in talk talking in a circle; for at regular
intervals Nancy must return to this: “I
believe no wife ever goes away until there is absolutely
no shred of possibility left no last bit
of realness to hold her. But now I know your stanchness.”
“Really, Nance I can’t tell
you how much you please me.”
There was a knock at the door. They looked at
each other bewildered.
“The telephone, sir,”
said the maid in response to Allan’s tardy “Come
When he had gone, whistling cheerily,
she walked nervously about the room, studying familiar
objects from out of her animated meditation.
Coming to his desk, she snuggled affectionately
into his chair and gazed fondly over its litter of
papers. With a little instinctive move to bring
somewhat of order to the chaos, she reached forward,
but her elbow brushed to the floor two or three letters
that had lain at the edge of the desk.
As she stooped to pick up the fallen
papers the letter Bernal had left lay open before
her, a letter written in long, slanting but vividly
legible characters. And then, quite before she
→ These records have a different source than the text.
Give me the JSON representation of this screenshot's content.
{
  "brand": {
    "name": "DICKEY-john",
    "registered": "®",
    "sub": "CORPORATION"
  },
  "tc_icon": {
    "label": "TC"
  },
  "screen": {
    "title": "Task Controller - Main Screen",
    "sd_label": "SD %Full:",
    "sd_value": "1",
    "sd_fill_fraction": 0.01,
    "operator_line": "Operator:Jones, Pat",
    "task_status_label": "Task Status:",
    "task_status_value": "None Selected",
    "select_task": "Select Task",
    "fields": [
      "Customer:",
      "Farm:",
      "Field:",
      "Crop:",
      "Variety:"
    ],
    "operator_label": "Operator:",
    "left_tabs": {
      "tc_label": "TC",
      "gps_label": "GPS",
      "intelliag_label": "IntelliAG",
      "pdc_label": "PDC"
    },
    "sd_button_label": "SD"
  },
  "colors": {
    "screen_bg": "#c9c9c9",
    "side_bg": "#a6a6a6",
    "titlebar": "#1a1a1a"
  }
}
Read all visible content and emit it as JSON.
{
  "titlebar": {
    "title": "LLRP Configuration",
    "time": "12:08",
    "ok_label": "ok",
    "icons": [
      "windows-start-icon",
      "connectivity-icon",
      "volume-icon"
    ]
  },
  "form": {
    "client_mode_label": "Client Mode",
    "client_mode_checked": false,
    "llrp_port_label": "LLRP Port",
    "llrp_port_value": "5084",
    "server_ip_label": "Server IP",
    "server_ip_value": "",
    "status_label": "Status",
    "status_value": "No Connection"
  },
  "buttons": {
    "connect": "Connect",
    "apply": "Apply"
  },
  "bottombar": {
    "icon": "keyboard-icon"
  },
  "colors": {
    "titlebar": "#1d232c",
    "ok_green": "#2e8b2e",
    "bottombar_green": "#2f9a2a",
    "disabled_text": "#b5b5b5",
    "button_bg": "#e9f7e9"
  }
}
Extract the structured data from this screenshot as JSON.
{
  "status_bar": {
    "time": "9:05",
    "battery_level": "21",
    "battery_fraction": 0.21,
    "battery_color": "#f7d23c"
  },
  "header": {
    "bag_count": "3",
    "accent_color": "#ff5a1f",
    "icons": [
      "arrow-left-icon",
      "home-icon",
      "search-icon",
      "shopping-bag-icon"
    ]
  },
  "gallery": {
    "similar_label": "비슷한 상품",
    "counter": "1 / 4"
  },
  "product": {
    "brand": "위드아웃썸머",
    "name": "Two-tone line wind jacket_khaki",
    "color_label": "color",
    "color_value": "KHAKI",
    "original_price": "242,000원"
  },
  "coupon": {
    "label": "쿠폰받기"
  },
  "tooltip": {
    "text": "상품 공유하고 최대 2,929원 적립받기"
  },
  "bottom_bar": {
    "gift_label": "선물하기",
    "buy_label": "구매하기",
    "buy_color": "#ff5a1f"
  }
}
recognised what letter it was, or could feel curious
concerning it, the first illuminating line of it had
flashed irrevocably to her mind’s centre.
When Allan appeared in the doorway
a few minutes later, she was standing by the desk.
She held the letter in both hands and over it her eyes
Divining what she had done, his mind
ran with lightning quickness to face this new emergency.
But he was puzzled and helpless, for now her hands
fell and she laughed weakly, almost hysterically.
He searched for the key to this unnatural behaviour.
He began, hesitatingly, expecting some word from her
to guide him along the proper line of defense.
“I am sure, my dear if
you had only only trusted me implicitly your
opinion of this affair ”
At the sound of his voice she ceased
to laugh, stiffening into a wild, grim intensity.
“Now I can look that thing straight
in the eyes and it can’t hurt me.”
“In the eyes?” he questioned, blankly.
“I can go now.”
“You will make me the laughing-stock of this
For the first time in their life together
there was the heat of real anger in his voice.
Yet she did not seem to hear.
“Yes that last terrible Gratcher
can’t hurt me now.”
He frowned, with a sulky assumption
of that dignity which he felt was demanded of him.
“I don’t understand you!”
Still the unseeing eyes played about him, yet she
heard at last.
“But he will he
will!” she cried exultingly, and her eyes were
wet with an unexplained gladness.